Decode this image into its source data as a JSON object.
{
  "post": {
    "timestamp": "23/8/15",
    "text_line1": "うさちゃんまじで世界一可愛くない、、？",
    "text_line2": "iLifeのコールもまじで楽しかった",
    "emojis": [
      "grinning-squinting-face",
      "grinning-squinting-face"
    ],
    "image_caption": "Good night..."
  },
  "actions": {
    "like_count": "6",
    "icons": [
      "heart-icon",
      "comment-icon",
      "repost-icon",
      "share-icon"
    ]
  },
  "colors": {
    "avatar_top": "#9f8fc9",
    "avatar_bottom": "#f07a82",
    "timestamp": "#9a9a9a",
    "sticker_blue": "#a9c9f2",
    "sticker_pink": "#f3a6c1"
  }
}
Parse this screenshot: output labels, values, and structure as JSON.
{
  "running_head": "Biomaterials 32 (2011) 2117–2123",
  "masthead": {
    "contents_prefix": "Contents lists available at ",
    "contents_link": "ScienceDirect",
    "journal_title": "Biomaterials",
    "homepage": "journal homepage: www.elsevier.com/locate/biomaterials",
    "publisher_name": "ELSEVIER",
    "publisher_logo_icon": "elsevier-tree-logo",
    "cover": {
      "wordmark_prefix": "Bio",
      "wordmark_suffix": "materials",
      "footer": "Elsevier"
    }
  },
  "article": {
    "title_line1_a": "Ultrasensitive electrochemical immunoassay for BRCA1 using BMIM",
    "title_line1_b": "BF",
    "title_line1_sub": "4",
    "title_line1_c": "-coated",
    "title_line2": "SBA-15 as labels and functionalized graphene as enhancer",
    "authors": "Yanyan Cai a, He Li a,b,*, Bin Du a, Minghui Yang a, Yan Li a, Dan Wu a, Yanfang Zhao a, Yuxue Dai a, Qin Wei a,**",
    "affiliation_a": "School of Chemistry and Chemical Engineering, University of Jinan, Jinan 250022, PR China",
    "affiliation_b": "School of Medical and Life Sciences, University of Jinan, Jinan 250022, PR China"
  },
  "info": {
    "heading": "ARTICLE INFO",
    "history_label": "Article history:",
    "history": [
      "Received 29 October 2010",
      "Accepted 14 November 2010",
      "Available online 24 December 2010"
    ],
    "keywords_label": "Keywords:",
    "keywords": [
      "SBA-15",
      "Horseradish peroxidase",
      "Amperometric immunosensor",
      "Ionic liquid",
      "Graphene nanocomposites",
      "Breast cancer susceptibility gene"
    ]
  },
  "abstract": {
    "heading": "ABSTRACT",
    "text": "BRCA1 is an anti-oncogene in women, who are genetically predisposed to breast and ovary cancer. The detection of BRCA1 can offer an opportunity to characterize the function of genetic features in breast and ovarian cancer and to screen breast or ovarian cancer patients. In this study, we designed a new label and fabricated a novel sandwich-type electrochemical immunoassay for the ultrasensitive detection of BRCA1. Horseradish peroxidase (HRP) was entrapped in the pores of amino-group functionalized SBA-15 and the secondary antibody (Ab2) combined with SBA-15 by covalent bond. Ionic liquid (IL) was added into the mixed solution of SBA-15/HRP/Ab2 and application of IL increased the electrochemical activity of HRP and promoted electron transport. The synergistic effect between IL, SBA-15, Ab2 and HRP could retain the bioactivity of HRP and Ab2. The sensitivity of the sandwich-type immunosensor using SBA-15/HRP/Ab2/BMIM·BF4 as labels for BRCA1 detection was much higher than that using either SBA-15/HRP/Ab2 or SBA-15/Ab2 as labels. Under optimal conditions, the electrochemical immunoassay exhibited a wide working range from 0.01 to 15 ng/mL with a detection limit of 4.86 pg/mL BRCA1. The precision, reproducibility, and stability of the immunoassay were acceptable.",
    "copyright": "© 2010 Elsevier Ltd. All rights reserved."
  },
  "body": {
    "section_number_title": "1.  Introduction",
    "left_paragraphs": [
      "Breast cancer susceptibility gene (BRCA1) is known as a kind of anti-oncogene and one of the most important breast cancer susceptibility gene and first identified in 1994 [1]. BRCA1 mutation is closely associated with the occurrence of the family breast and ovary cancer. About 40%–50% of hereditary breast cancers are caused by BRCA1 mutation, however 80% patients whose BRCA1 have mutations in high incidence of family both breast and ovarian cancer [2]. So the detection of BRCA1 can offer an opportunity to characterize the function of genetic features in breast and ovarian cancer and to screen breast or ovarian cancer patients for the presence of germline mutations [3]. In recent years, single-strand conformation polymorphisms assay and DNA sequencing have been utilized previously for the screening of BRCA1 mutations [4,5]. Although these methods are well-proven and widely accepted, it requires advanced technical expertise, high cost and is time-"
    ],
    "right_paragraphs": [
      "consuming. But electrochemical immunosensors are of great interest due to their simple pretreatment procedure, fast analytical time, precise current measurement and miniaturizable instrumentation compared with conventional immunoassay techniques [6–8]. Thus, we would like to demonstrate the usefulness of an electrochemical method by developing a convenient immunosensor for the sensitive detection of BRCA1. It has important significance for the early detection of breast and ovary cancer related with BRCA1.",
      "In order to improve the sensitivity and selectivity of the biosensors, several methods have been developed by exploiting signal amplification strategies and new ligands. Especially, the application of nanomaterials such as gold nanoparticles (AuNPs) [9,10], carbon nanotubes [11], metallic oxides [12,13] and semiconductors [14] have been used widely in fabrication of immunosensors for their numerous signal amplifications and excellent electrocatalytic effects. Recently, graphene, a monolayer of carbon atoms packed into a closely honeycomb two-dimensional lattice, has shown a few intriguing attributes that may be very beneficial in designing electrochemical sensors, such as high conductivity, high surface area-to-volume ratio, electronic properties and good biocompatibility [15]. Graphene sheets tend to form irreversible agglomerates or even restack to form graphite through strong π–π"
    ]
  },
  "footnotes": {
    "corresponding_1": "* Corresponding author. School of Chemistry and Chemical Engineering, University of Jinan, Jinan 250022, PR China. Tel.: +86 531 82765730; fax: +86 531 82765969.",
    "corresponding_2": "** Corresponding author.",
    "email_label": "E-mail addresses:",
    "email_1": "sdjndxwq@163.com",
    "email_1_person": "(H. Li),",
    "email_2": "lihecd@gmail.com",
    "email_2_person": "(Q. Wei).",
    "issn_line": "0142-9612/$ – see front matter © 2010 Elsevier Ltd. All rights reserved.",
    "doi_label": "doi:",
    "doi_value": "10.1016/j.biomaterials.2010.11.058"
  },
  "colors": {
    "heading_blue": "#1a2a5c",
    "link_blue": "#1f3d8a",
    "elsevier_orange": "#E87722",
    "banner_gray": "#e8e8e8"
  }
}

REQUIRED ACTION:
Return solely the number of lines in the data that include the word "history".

OUTPUT FOR THIS TASK:
2